The fifth technical session was held on the morning of January 26. This session was about silvopasture opportunities in the Northeast.
Mr. Brett Chedzoy from Cornell Cooperative Extension and Dr. Jim Neel from ARS at Beaver, WV (closing ARS research unit due to ARS budget cuts) spoke about thinning out hardwood forest stands so that enough light reached the soil surface to grow grass. Orchardgrass does very well in hardwood silvopasture being a shade tolerant grass (hence its name). Brett said that it is much easier to introduce grass into a thinned forest stand than it is to introduce trees into a pasture (loss of or severe damage to seedlings and saplings by livestock). New biomass and fuel wood markets have created a commercial outlet for the low quality wood harvested from the thinning operation. There are also some new clearing machinery, such as the Pecon brush eater, to make it easier to prepare the silvopasture site for grass seedings.
The Beaver, WV ARS research unit had worked on silvopasture for 12 years. Dr. Jim Neel said it improves summertime grass growth. However, silvopasture under hardwoods produces only 60 percent of the grass growth of open pasture, but the grass is of higher quality. The shade offered by the trees decreases the amount of time animals linger at waterers. Tree diameter at breast height (DBH) should range from about 50 to 65 feet/acre to help ensure grass stand longevity and maximize productivity. Adequate light penetration is a must to avoid grasses that are too high in protein and too low in energy. This results in decreased livestock intake and performance, and possibly animal loss due to nitrate poisoning (high nitrates). When adequate light penetrates the tree canopy, animal performance in a silvopasture is similar to open pasture, with lambs achieving 0.20 lb ADG under the ARS management scheme. Water quality im-proved under silvopasture with reduced nitrate in soil leachate, increased movement of fecal organisms into the soil that reduced runoff contamination, and dissolved organic matter more readily leached to the soil/bedrock interface rather than leaving via runoff water.
The last presenter was Dr. Rachel Gilker for Mr. Matt Burke, owner of Bloomfield Farm. Matt is planting hedgerows around his pastures to create barriers to keep livestock in, predators out, and to reduce wind exposure. They can also provide browse.
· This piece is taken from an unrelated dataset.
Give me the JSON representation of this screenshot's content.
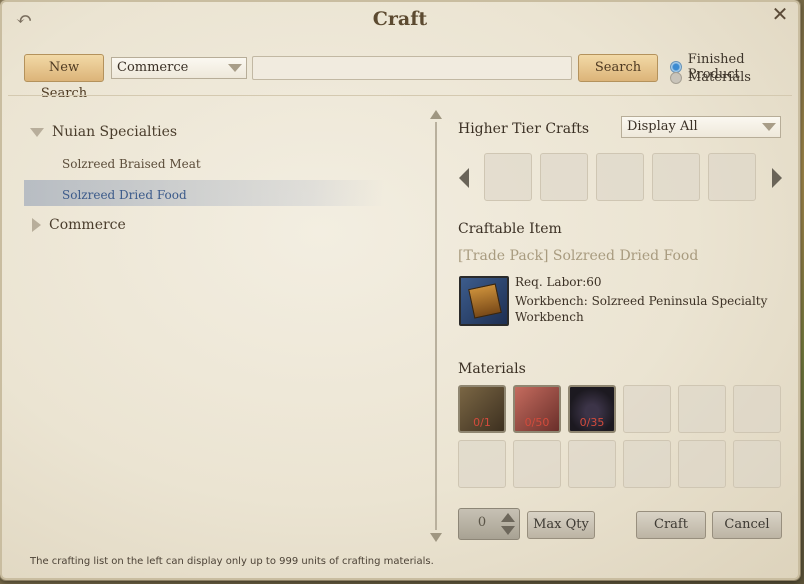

Hawthorne is a very good hedge species. Other good species are rugosa and swamp rose, black locust, and seaberry. All hedge species need protection until they have established and matured to hedge height.
To finish off this session with a counterpoint solution to silvopasture, Rachel gave a presentation on “Reclaiming Forest Land for Pasture” authored by Mr. George van Vlaanderen, owner of Does’ Leap Farm near Bakersfield, VT. George uses goats and hogs to eat brush and root up existing vegetation roots. The farm produces goat cheese and kefir. They have work horses to do the farm work and move logs from areas being cleared of trees. Marginal forestland is converted to pasture to expand his livestock operation. For acreage larger than 10 acres, it is best to have a logger clear the land with a feller-buncher and grapple skidder. A chipper can clean up branches and brushy material and the chips sold to a biomass buyer, such as Burlington Electric.
Once cleared of trees and slash, keys to converting former forestland to pasture are addition of organic matter, animal impact by rooting and treading, frost seeding, fertilization, and multi-species grazing of the established seeding. Over-wintering animals on the cleared ground and feeding them hay at high density stocking rate incorporates organic matter into the forest soil. Multi-species grazing does these specific things: Small ruminants control stump sprouts and forbs, second class grass eaters such as horses or heifers graze the pasture forages, and pigs control ferns and other undesirables by rooting them up to eat them.